Gender in Negotiations: A Motivated Social Cognitive Analysis
With these criticisms in mind, we try to dispel the misperception that gender is irrelevant for understanding bargaining behavior. At least two reasons speak to why the perception that gender has relatively little explanatory power in negotiations is inaccurate. First, even gender differences in negotiation behavior and outcomes that are small in magnitude add up to very large amounts over time because these differences accumulate. Martell, Lane, and Emrich (1996), using a simulation approach, show that even if gender explains only 1% of the variation in performance evaluations, this difference has a large negative impact on the proportion of women who end up at senior levels in an organization.

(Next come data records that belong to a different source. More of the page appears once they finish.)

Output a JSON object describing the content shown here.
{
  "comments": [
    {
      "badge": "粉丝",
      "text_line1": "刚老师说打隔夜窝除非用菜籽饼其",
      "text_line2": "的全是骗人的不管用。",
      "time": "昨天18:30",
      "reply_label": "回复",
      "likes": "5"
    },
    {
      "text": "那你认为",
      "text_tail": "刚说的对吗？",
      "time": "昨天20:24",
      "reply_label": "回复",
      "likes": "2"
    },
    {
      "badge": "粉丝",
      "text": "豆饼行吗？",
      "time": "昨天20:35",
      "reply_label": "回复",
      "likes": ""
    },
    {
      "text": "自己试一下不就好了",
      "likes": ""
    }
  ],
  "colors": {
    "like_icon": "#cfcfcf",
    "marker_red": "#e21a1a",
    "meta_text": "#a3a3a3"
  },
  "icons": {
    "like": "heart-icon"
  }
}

Likewise, gender differences in the initiation of a negotiation at the beginning of a career can add up to more than a half-million dollars in lost income over a
lifetime (Babcock & Laschever, 2003). Therefore, even gender differences that seem small in magnitude may have a large meaningful impact on gender differences in outcomes.